-- SUPPLIED ENTRIES follows --

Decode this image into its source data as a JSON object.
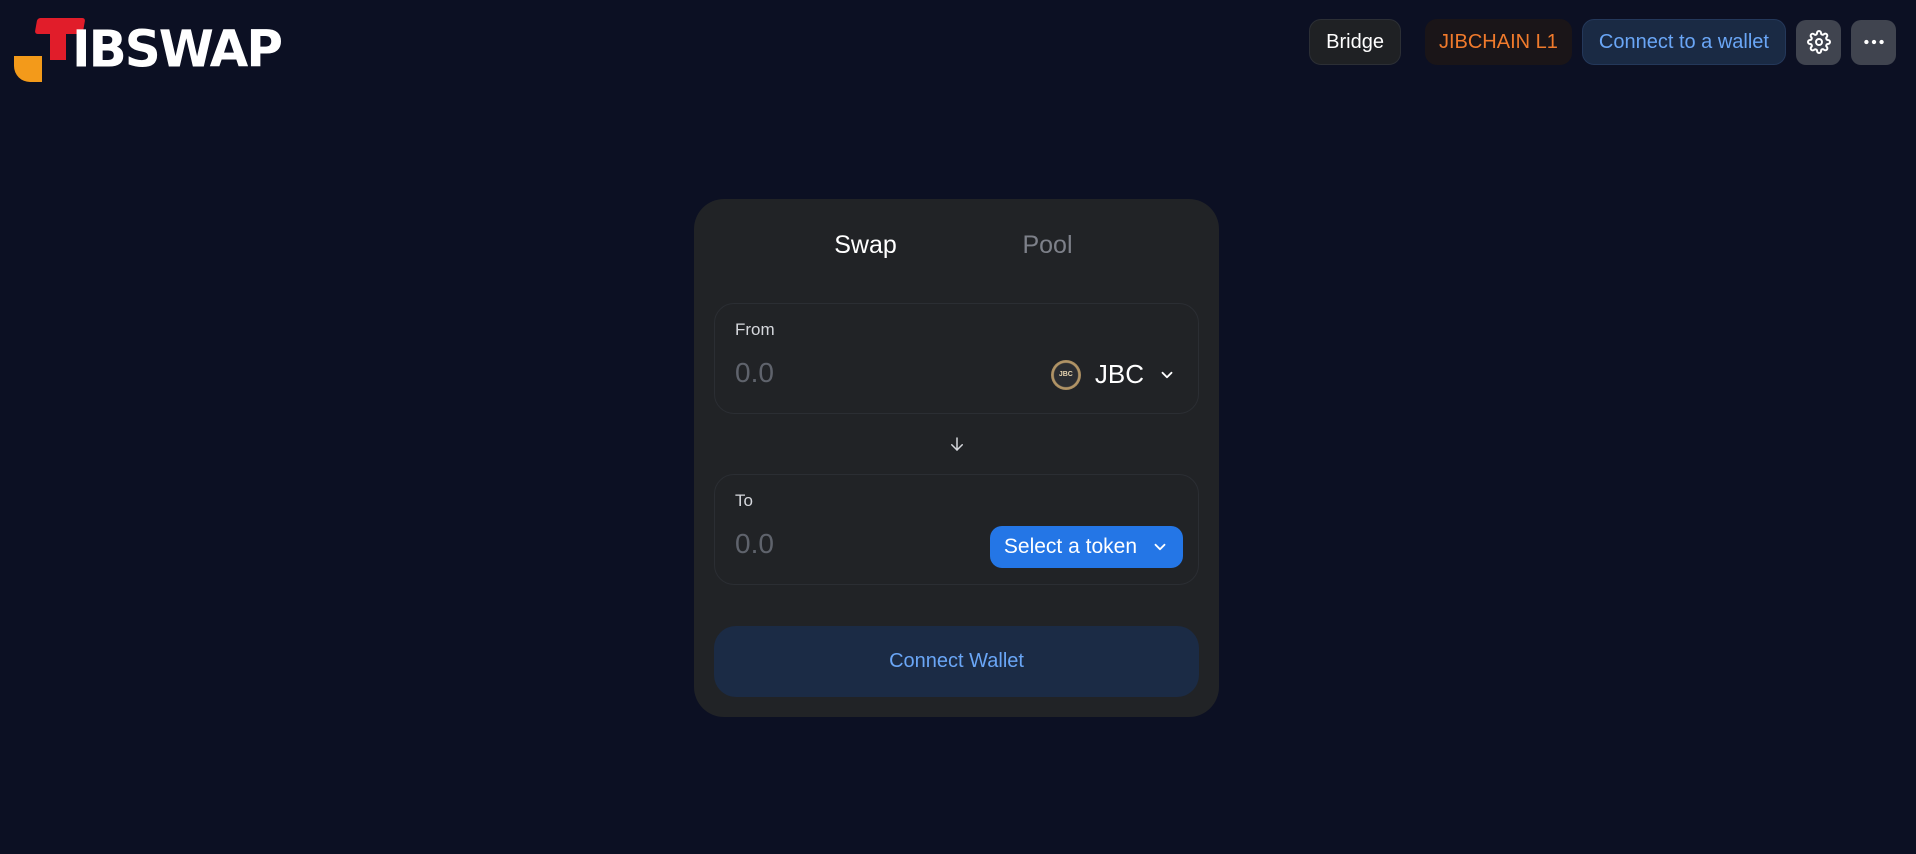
{
  "header": {
    "logo_text": "IBSWAP",
    "bridge_label": "Bridge",
    "chain_label": "JIBCHAIN L1",
    "connect_label": "Connect to a wallet",
    "settings_icon": "gear-icon",
    "more_icon": "more-horizontal-icon"
  },
  "swap": {
    "tabs": [
      {
        "label": "Swap",
        "active": true
      },
      {
        "label": "Pool",
        "active": false
      }
    ],
    "from": {
      "label": "From",
      "placeholder": "0.0",
      "token_symbol": "JBC",
      "token_logo_text": "JBC"
    },
    "to": {
      "label": "To",
      "placeholder": "0.0",
      "select_label": "Select a token"
    },
    "connect_button_label": "Connect Wallet"
  },
  "colors": {
    "background": "#0c1023",
    "card": "#212326",
    "accent_blue": "#2476e6",
    "connect_text": "#6aa6f6",
    "chain_orange": "#f07a2c",
    "logo_red": "#e11d2a",
    "logo_orange": "#f59e0b"
  }
}
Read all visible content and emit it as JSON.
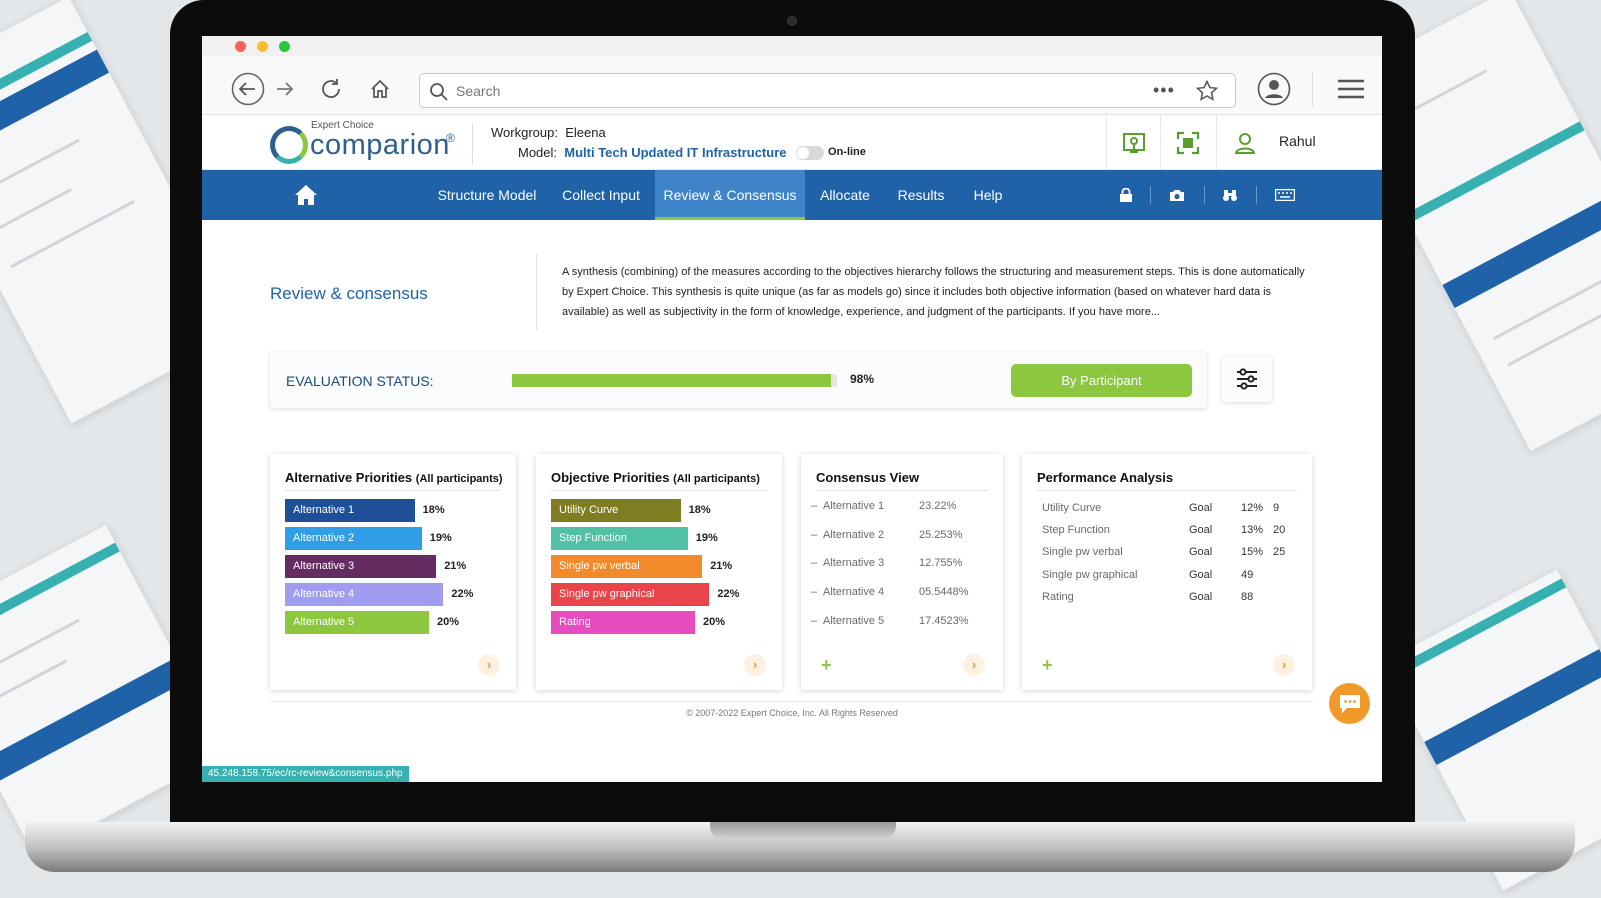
{
  "browser": {
    "search_placeholder": "Search",
    "more_icon": "ellipsis-icon",
    "status_url": "45.248.158.75/ec/rc-review&consensus.php"
  },
  "app": {
    "logo_small": "Expert Choice",
    "logo_main": "comparion",
    "logo_reg": "®",
    "workgroup_label": "Workgroup:",
    "workgroup_value": "Eleena",
    "model_label": "Model:",
    "model_value": "Multi Tech Updated IT Infrastructure",
    "online_label": "On-line",
    "user_name": "Rahul"
  },
  "nav": {
    "items": [
      {
        "label": "Structure Model"
      },
      {
        "label": "Collect Input"
      },
      {
        "label": "Review & Consensus"
      },
      {
        "label": "Allocate"
      },
      {
        "label": "Results"
      },
      {
        "label": "Help"
      }
    ],
    "active": "Review & Consensus"
  },
  "page": {
    "title": "Review & consensus",
    "description": "A synthesis (combining) of the measures according to the objectives hierarchy follows the structuring and measurement steps. This is done automatically by Expert Choice. This synthesis is quite unique (as far as models go) since it includes both objective information (based on whatever hard data is available) as well as subjectivity in the form of knowledge, experience, and judgment of the participants. If you have more..."
  },
  "evaluation": {
    "label": "EVALUATION STATUS:",
    "progress": 0.98,
    "percent_text": "98%",
    "button_label": "By Participant"
  },
  "cards": {
    "alternative": {
      "title": "Alternative Priorities",
      "subtitle": "(All participants)",
      "items": [
        {
          "label": "Alternative 1",
          "value": "18%",
          "pct": 18,
          "color": "#1f4f96"
        },
        {
          "label": "Alternative 2",
          "value": "19%",
          "pct": 19,
          "color": "#2f9ee6"
        },
        {
          "label": "Alternative 3",
          "value": "21%",
          "pct": 21,
          "color": "#642c61"
        },
        {
          "label": "Alternative 4",
          "value": "22%",
          "pct": 22,
          "color": "#a09cf0"
        },
        {
          "label": "Alternative 5",
          "value": "20%",
          "pct": 20,
          "color": "#8dc63f"
        }
      ]
    },
    "objective": {
      "title": "Objective Priorities",
      "subtitle": "(All participants)",
      "items": [
        {
          "label": "Utility Curve",
          "value": "18%",
          "pct": 18,
          "color": "#7e7d22"
        },
        {
          "label": "Step Function",
          "value": "19%",
          "pct": 19,
          "color": "#50c1a4"
        },
        {
          "label": "Single pw verbal",
          "value": "21%",
          "pct": 21,
          "color": "#f08a2b"
        },
        {
          "label": "Single pw graphical",
          "value": "22%",
          "pct": 22,
          "color": "#e84449"
        },
        {
          "label": "Rating",
          "value": "20%",
          "pct": 20,
          "color": "#e84bbe"
        }
      ]
    },
    "consensus": {
      "title": "Consensus View",
      "items": [
        {
          "label": "Alternative 1",
          "value": "23.22%"
        },
        {
          "label": "Alternative 2",
          "value": "25.253%"
        },
        {
          "label": "Alternative 3",
          "value": "12.755%"
        },
        {
          "label": "Alternative 4",
          "value": "05.5448%"
        },
        {
          "label": "Alternative 5",
          "value": "17.4523%"
        }
      ]
    },
    "performance": {
      "title": "Performance Analysis",
      "rows": [
        {
          "name": "Utility Curve",
          "type": "Goal",
          "pct": "12%",
          "num": "9"
        },
        {
          "name": "Step Function",
          "type": "Goal",
          "pct": "13%",
          "num": "20"
        },
        {
          "name": "Single pw verbal",
          "type": "Goal",
          "pct": "15%",
          "num": "25"
        },
        {
          "name": "Single pw graphical",
          "type": "Goal",
          "pct": "49",
          "num": ""
        },
        {
          "name": "Rating",
          "type": "Goal",
          "pct": "88",
          "num": ""
        }
      ]
    }
  },
  "footer": {
    "copyright": "© 2007-2022 Expert Choice, Inc. All Rights Reserved"
  },
  "colors": {
    "nav_blue": "#1f62a8",
    "accent_green": "#8dc63f",
    "teal": "#37b0b1",
    "orange": "#f09a2a"
  }
}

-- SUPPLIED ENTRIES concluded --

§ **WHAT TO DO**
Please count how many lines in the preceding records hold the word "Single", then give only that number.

§ **TASK RESPONSE**
4